"I love it when you talk dirty." Ben popped berries into his mouth like they were peanuts.
After experiencing a "non-assertive but far from passive" Merlot and a couple of other wines, one of which Ben thought tasted like cough medicine, Mr. Pony Tail assured them they were now in for a special treat. "We have an excellent Borolo for your tasting pleasure."
"Now that's what I'm talking about," Ben said to Phyllis, adding, "What the hell is a Barolo? It sounds like something you wear on your head."
"Barolo and Barberesco are, of course, the most famous reds of the Piedmont region."
"Damn Commies," Ben whispered. "The Sacco and Venzetti of wines." 
This time Phyllis laughed, dribbling the water she had been sipping. 
The man sitting nearby increased his glare to a glower. His wife uttered a "humph."
Ben saw Phyllis's face redden. Afraid he might have embarrassed her, he took her hand.
"It's okay," she said loud enough for the couple to hear. "That was funny. Wine hasn't destroyed my sense of humor." 
The crowd "cleansed their palates" in anticipation of the pouring of the Barolo. Ben had already eaten his allotment of food. A waiter filled his water glass.
But the bottles of Barolo remained unpoured as Mr. Pony Tail shared an involved history of the Nebbiolo grape. Ben watched people take notes.
"Will this be on the test?" he asked.
"Not as original as the Sacco and Venzetti line," Phyllis said. "But if we don't get some food into us soon, I'm going to eat this tablecloth."
Finally, the waiters poured the Barolo.
Ben drank it without fanfare. "Mmm, this is good."
Phyllis agreed.
"Dry but not arid," said the man across from Ben and Phyllis. "A lovely finish. Fresh and original." 
"Actually, this one is dry enough to suck the spit right out of you," Ben declared, as the sippers sniffed and sloshed. "I bet this would go well with a pork chop, maybe lamb."
"You talked me into it," she said, grabbing her purse. "It's getting rather stuffy in here." 
As they stood, Ben reminded her there was still more wine to be tasted. 
"Wine," she said, "is like men. Once you select the right one, there's no reason to keep looking."
Ben wrapped his arm around her shoulder as they made their way out of the room and into the restaurant.

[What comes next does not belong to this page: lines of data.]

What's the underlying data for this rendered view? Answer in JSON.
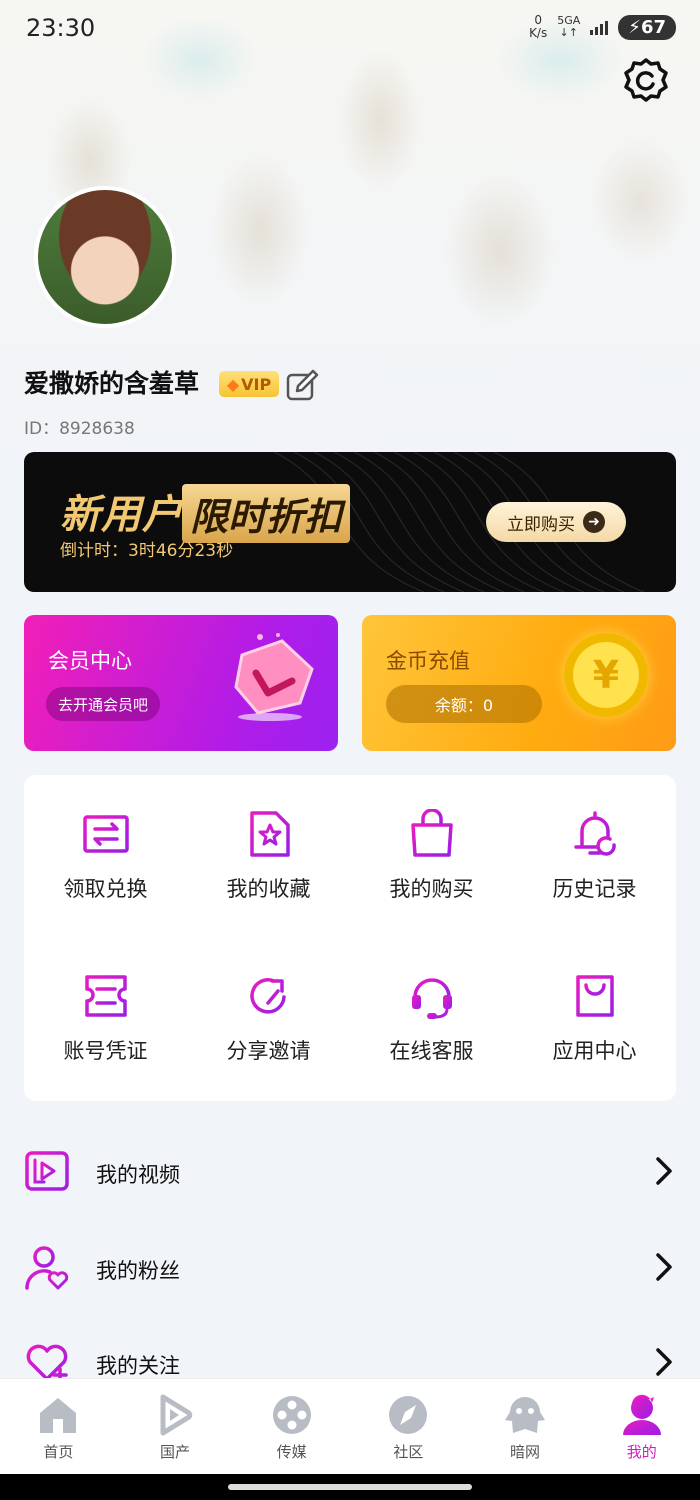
{
  "status_bar": {
    "time": "23:30",
    "net_speed_value": "0",
    "net_speed_unit": "K/s",
    "network": "5GA",
    "battery": "67"
  },
  "profile": {
    "username": "爱撒娇的含羞草",
    "vip_badge": "VIP",
    "user_id": "ID：8928638"
  },
  "promo_banner": {
    "title_part1": "新用户",
    "title_part2": "限时折扣",
    "countdown": "倒计时：3时46分23秒",
    "button_label": "立即购买"
  },
  "cards": {
    "membership": {
      "title": "会员中心",
      "action": "去开通会员吧"
    },
    "coins": {
      "title": "金币充值",
      "balance": "余额：0",
      "coin_symbol": "¥"
    }
  },
  "grid": [
    {
      "label": "领取兑换",
      "icon": "exchange-icon"
    },
    {
      "label": "我的收藏",
      "icon": "favorite-star-icon"
    },
    {
      "label": "我的购买",
      "icon": "shopping-bag-icon"
    },
    {
      "label": "历史记录",
      "icon": "history-bell-icon"
    },
    {
      "label": "账号凭证",
      "icon": "ticket-icon"
    },
    {
      "label": "分享邀请",
      "icon": "share-icon"
    },
    {
      "label": "在线客服",
      "icon": "headset-icon"
    },
    {
      "label": "应用中心",
      "icon": "app-bag-icon"
    }
  ],
  "list": [
    {
      "label": "我的视频",
      "icon": "video-icon"
    },
    {
      "label": "我的粉丝",
      "icon": "fans-icon"
    },
    {
      "label": "我的关注",
      "icon": "follow-heart-icon"
    }
  ],
  "tabs": [
    {
      "label": "首页",
      "icon": "home-icon"
    },
    {
      "label": "国产",
      "icon": "play-icon"
    },
    {
      "label": "传媒",
      "icon": "film-reel-icon"
    },
    {
      "label": "社区",
      "icon": "compass-icon"
    },
    {
      "label": "暗网",
      "icon": "ghost-icon"
    },
    {
      "label": "我的",
      "icon": "profile-icon",
      "active": true
    }
  ],
  "colors": {
    "accent": "#d21cc7",
    "accent_purple": "#a51ee0",
    "gold": "#f3c873",
    "coin_orange": "#ffab0f"
  }
}
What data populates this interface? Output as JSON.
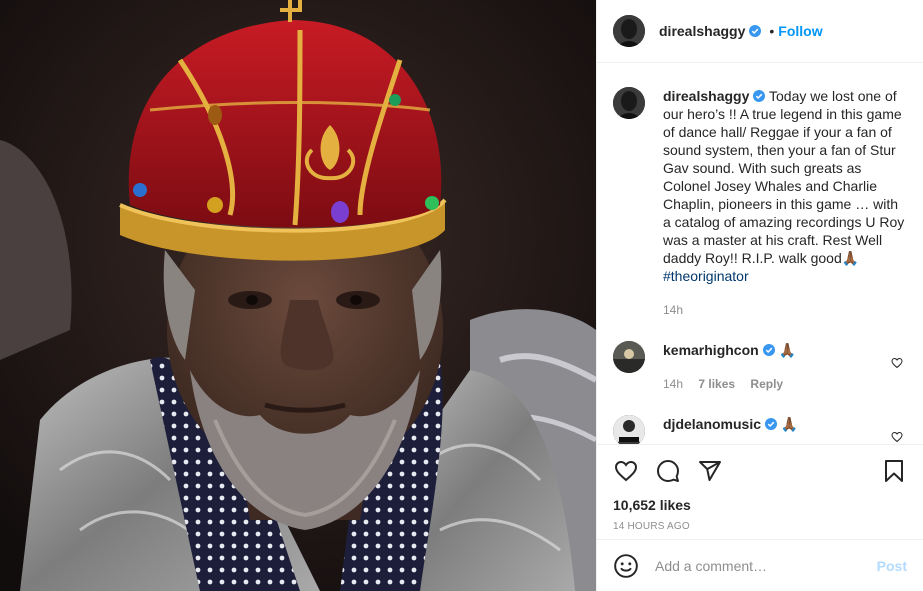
{
  "header": {
    "username": "direalshaggy",
    "separator": "•",
    "follow_label": "Follow"
  },
  "caption": {
    "username": "direalshaggy",
    "text": "Today we lost one of our hero’s !! A true legend in this game of dance hall/ Reggae if your a fan of sound system, then your a fan of Stur Gav sound. With such greats as Colonel Josey Whales and Charlie Chaplin, pioneers in this game … with a catalog of amazing recordings U Roy was a master at his craft. Rest Well daddy Roy!! R.I.P. walk good",
    "emoji": "🙏🏾",
    "hashtag": "#theoriginator",
    "age": "14h"
  },
  "comments": [
    {
      "username": "kemarhighcon",
      "text": "🙏🏾",
      "age": "14h",
      "likes": "7 likes",
      "reply": "Reply"
    },
    {
      "username": "djdelanomusic",
      "text": "🙏🏾"
    }
  ],
  "footer": {
    "likes": "10,652 likes",
    "timestamp": "14 HOURS AGO",
    "comment_placeholder": "Add a comment…",
    "post_label": "Post"
  },
  "colors": {
    "accent": "#0095f6",
    "hashtag": "#00376b",
    "muted": "#8e8e8e",
    "post_disabled": "#b3dbff"
  },
  "icons": [
    "heart-icon",
    "comment-icon",
    "share-icon",
    "bookmark-icon",
    "emoji-icon",
    "verified-badge-icon"
  ]
}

He looked back at the wine tasters, imagining they were staring at him with envy. They should be, he thought.


Want to read more stories like this by Wayne Scheer and others? Be sure to check out the Love Hurts anthology, featuring 21 humorous stories. Click here for more information.

1 comment:

  1. This was really funny. I laughed until my ribs hurt. Bravo, Wayne!